Top of Task input
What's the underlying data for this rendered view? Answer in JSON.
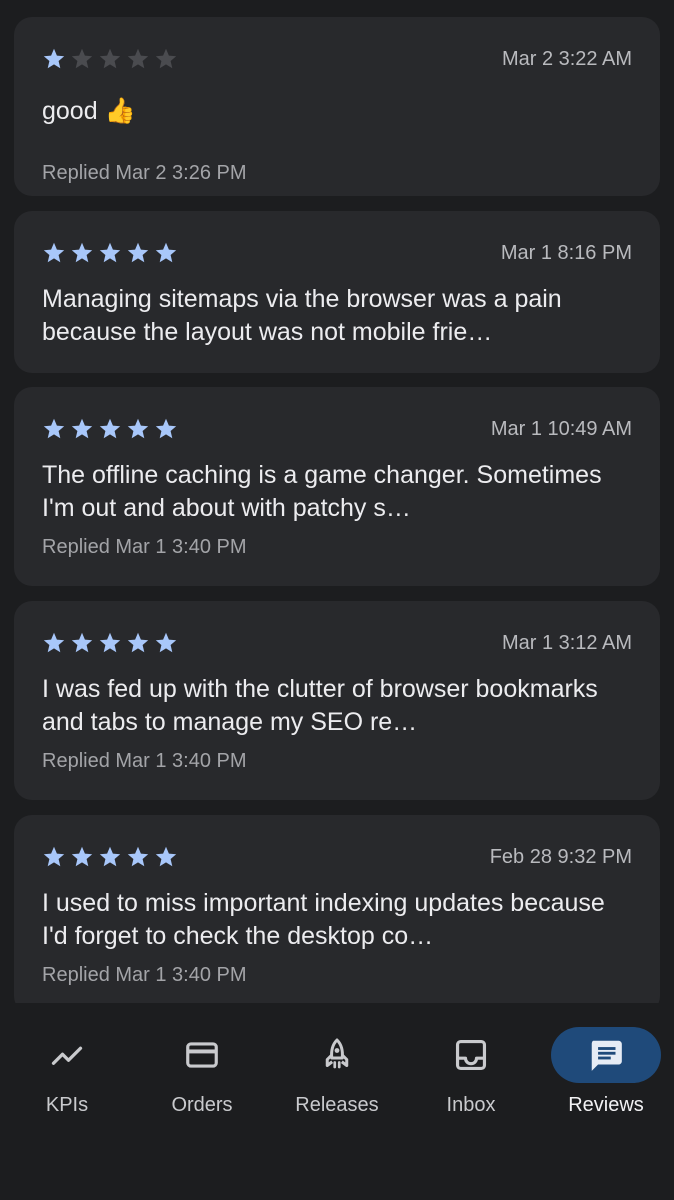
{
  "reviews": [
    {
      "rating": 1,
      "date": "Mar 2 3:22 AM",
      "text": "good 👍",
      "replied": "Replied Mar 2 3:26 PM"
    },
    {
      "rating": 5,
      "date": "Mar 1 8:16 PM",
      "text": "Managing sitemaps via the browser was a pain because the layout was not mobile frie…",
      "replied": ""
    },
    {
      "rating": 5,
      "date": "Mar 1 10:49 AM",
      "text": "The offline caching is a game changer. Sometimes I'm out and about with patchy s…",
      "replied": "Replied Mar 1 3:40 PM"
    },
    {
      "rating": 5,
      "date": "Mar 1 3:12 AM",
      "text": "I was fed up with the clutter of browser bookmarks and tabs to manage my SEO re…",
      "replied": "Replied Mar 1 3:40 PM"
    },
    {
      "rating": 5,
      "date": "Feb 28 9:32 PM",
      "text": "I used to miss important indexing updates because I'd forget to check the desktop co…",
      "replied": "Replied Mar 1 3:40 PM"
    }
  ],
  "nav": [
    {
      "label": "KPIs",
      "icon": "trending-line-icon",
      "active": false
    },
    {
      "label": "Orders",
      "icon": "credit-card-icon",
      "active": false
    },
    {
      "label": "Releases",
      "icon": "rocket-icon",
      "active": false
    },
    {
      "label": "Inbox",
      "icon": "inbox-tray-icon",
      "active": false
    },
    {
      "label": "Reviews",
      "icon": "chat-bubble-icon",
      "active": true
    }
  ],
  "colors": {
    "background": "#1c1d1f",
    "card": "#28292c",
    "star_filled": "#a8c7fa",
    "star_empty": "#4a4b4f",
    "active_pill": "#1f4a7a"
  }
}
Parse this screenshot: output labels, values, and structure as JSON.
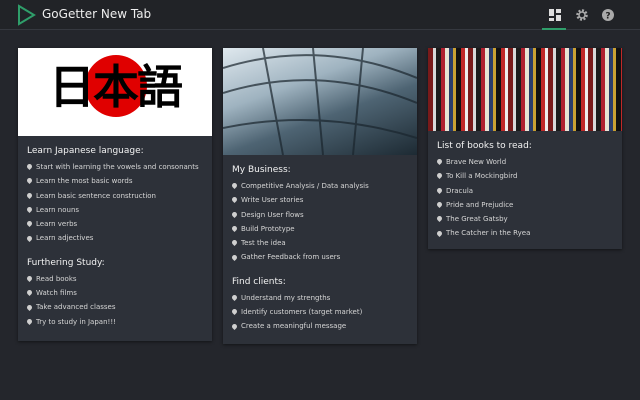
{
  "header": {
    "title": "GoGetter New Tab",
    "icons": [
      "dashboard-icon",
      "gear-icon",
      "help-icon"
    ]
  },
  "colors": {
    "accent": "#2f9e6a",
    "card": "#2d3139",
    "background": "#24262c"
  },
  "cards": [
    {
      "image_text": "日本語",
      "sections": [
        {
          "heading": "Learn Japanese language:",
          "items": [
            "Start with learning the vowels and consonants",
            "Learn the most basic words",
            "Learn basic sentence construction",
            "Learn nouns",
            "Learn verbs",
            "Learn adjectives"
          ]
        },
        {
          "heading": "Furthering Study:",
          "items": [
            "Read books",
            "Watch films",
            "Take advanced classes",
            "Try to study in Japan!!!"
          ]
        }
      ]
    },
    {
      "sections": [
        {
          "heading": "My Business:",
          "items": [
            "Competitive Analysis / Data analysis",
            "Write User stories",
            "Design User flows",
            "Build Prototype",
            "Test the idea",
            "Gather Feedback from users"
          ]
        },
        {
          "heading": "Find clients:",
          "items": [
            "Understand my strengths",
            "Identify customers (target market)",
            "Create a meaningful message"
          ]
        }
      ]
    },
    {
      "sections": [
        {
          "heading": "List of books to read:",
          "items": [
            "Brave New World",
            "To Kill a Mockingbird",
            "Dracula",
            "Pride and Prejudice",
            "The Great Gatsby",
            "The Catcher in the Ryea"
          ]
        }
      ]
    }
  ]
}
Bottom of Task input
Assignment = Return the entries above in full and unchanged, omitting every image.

Answer space =
What's the underlying data for this rendered view? Answer in JSON.
{
  "reviews": [
    {
      "rating": 1,
      "date": "Mar 2 3:22 AM",
      "text": "good 👍",
      "replied": "Replied Mar 2 3:26 PM"
    },
    {
      "rating": 5,
      "date": "Mar 1 8:16 PM",
      "text": "Managing sitemaps via the browser was a pain because the layout was not mobile frie…",
      "replied": ""
    },
    {
      "rating": 5,
      "date": "Mar 1 10:49 AM",
      "text": "The offline caching is a game changer. Sometimes I'm out and about with patchy s…",
      "replied": "Replied Mar 1 3:40 PM"
    },
    {
      "rating": 5,
      "date": "Mar 1 3:12 AM",
      "text": "I was fed up with the clutter of browser bookmarks and tabs to manage my SEO re…",
      "replied": "Replied Mar 1 3:40 PM"
    },
    {
      "rating": 5,
      "date": "Feb 28 9:32 PM",
      "text": "I used to miss important indexing updates because I'd forget to check the desktop co…",
      "replied": "Replied Mar 1 3:40 PM"
    }
  ],
  "nav": [
    {
      "label": "KPIs",
      "icon": "trending-line-icon",
      "active": false
    },
    {
      "label": "Orders",
      "icon": "credit-card-icon",
      "active": false
    },
    {
      "label": "Releases",
      "icon": "rocket-icon",
      "active": false
    },
    {
      "label": "Inbox",
      "icon": "inbox-tray-icon",
      "active": false
    },
    {
      "label": "Reviews",
      "icon": "chat-bubble-icon",
      "active": true
    }
  ],
  "colors": {
    "background": "#1c1d1f",
    "card": "#28292c",
    "star_filled": "#a8c7fa",
    "star_empty": "#4a4b4f",
    "active_pill": "#1f4a7a"
  }
}
Parse this screenshot: output labels, values, and structure as JSON.
{
  "header": {
    "title": "GoGetter New Tab",
    "icons": [
      "dashboard-icon",
      "gear-icon",
      "help-icon"
    ]
  },
  "colors": {
    "accent": "#2f9e6a",
    "card": "#2d3139",
    "background": "#24262c"
  },
  "cards": [
    {
      "image_text": "日本語",
      "sections": [
        {
          "heading": "Learn Japanese language:",
          "items": [
            "Start with learning the vowels and consonants",
            "Learn the most basic words",
            "Learn basic sentence construction",
            "Learn nouns",
            "Learn verbs",
            "Learn adjectives"
          ]
        },
        {
          "heading": "Furthering Study:",
          "items": [
            "Read books",
            "Watch films",
            "Take advanced classes",
            "Try to study in Japan!!!"
          ]
        }
      ]
    },
    {
      "sections": [
        {
          "heading": "My Business:",
          "items": [
            "Competitive Analysis / Data analysis",
            "Write User stories",
            "Design User flows",
            "Build Prototype",
            "Test the idea",
            "Gather Feedback from users"
          ]
        },
        {
          "heading": "Find clients:",
          "items": [
            "Understand my strengths",
            "Identify customers (target market)",
            "Create a meaningful message"
          ]
        }
      ]
    },
    {
      "sections": [
        {
          "heading": "List of books to read:",
          "items": [
            "Brave New World",
            "To Kill a Mockingbird",
            "Dracula",
            "Pride and Prejudice",
            "The Great Gatsby",
            "The Catcher in the Ryea"
          ]
        }
      ]
    }
  ]
}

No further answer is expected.